Very likely with the strong support of the US government and the backing of other NATO states, for example the UK, the government of Ukraine planned a military attack on Crimea – i.e. an area that Russia considers part of its territory – and the two autonomy-seeking regions of Donetsk and Luhansk – where more than 500,000 Russian citizens live. A March 2021 decree even obliged Ukraine’s government to reintegrate Crimea into the state of Ukraine. And although both French President Macron and German Chancellor Scholz publicly declared during their visits to Moscow in January and February 2022 that the Ukrainian government would now finally implement the Minsk agreements, in reality the opposite happened: the Ukrainian army had massed troops in the area of the line of contact with Donetsk and Luhansk; Russia speaks of more than 100,000 men. The always fragile ceasefire on the contact line between the territories striving for autonomy and the rest of Ukraine was broken massively, mainly by the Ukrainian side, only one day after the visit of the German Chancellor and his promise that the Minsk agreements would finally be respected. The figures of the OSCE Observer Mission prove this. The Donetsk and Luhansk authorities began evacuating the civilian population. And after Russia’s recognition of the two territories as independent republics on 21 February, the shelling with heavy weapons in the direction of the new republics increased enormously once again.
Attack or defence?
In our countries, it is said almost unanimously that Russia is guilty of a war of aggression against Ukraine in violation of international law.
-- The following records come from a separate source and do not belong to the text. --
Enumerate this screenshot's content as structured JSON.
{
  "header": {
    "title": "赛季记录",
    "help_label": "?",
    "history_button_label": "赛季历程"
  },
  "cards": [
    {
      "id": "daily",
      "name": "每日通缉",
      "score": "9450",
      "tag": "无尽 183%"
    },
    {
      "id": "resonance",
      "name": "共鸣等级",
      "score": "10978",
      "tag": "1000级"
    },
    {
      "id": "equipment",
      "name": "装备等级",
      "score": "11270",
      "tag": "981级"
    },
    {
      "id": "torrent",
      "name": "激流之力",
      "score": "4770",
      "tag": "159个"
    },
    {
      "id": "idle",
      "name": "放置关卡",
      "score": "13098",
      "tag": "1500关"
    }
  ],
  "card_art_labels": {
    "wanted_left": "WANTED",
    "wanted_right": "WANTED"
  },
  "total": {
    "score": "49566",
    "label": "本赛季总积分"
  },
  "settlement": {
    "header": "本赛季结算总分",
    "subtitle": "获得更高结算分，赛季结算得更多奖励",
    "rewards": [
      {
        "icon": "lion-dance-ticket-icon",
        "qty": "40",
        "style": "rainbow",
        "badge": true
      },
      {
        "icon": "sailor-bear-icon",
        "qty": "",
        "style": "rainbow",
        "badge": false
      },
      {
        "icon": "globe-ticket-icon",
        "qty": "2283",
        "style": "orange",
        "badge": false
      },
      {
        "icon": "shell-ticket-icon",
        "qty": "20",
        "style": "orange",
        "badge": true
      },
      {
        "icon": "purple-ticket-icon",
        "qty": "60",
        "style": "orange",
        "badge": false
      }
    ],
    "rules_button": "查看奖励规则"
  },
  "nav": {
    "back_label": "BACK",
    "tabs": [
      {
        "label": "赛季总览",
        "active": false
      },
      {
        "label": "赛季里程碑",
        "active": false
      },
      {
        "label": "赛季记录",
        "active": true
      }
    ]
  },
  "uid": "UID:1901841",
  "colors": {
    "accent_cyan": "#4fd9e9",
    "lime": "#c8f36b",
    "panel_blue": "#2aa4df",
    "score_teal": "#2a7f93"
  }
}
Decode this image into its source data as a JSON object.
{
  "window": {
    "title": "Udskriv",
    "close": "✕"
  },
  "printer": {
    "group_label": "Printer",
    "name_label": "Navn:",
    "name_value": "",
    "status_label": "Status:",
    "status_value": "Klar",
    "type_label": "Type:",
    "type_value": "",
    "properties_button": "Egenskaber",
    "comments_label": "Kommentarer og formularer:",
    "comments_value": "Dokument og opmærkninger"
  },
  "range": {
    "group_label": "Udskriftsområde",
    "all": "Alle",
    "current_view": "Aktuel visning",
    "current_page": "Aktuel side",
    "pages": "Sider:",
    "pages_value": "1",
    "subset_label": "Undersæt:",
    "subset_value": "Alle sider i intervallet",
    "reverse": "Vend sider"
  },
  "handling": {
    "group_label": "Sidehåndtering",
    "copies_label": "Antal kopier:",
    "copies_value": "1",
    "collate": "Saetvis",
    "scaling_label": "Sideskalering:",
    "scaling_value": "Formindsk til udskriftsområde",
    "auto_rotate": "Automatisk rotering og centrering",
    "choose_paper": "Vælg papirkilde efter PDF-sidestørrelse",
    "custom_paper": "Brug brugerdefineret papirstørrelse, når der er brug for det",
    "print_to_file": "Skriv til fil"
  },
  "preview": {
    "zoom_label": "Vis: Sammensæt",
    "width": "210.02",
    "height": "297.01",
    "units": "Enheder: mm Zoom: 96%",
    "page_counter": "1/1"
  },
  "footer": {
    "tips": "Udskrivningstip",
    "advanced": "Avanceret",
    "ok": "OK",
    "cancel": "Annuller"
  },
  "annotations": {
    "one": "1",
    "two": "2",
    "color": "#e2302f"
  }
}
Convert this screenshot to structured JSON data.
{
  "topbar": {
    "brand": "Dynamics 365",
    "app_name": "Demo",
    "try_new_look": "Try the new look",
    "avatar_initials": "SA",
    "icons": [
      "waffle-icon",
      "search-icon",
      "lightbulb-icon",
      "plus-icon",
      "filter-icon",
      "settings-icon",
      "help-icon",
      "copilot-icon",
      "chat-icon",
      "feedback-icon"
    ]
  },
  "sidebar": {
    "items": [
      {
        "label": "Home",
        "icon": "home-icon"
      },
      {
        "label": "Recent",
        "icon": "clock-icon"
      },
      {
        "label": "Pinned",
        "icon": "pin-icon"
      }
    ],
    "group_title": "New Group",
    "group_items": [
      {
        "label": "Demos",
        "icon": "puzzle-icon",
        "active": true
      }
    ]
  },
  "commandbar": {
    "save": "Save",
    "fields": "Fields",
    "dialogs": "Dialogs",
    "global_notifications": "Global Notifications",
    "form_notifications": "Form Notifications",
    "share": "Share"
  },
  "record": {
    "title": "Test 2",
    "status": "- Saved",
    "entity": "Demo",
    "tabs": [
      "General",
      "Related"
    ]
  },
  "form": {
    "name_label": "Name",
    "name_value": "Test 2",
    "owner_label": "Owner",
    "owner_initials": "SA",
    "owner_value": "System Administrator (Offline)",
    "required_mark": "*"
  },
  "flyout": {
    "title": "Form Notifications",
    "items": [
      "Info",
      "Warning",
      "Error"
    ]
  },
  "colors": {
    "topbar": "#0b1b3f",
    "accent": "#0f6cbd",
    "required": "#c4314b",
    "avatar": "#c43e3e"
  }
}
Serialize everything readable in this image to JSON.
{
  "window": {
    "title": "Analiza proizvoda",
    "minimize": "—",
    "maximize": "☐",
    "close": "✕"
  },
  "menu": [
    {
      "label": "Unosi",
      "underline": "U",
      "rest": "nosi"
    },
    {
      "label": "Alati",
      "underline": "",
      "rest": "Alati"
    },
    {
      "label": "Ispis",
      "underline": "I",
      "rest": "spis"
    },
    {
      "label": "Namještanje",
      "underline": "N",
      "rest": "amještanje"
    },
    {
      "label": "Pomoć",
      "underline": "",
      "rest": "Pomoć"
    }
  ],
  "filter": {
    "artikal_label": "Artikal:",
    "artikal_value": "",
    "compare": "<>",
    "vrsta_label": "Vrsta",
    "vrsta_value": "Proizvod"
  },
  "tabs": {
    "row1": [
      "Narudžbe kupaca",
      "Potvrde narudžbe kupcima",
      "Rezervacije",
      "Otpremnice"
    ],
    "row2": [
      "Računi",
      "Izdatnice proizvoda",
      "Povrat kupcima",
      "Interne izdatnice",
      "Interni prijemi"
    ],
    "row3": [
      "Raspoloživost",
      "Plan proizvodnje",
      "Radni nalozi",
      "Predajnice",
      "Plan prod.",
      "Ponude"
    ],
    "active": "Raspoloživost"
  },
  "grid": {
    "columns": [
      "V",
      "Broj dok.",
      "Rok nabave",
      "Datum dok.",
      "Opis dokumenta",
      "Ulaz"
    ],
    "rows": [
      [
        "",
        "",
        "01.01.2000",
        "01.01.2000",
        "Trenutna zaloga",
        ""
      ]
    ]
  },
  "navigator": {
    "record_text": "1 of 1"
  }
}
This formulation is usually not alone: adjectives such as “brutal”, “cruel” or “delusional” are usually added. Jochen Scholz, a former lieutenant colonel in the German armed forces, asked the question in the 21 December issue of Current Concerns No. 28/29: “Who is the aggressor?” There are, considering the points listed above, quite reasons to call Russia’s military action in Ukraine a defensive war. This is not just a Russian propaganda formula. But this important discussion cannot be held openly and thoroughly in our countries at the moment. It would, however, be important in order to take steps towards establishing the truth and to gradually move away from the propaganda typical of all wars. Above all, for the sake of peace. •
If you want to prevent the setting of cookies (for example, Google Analytics), you can set this up by using this browser add-on.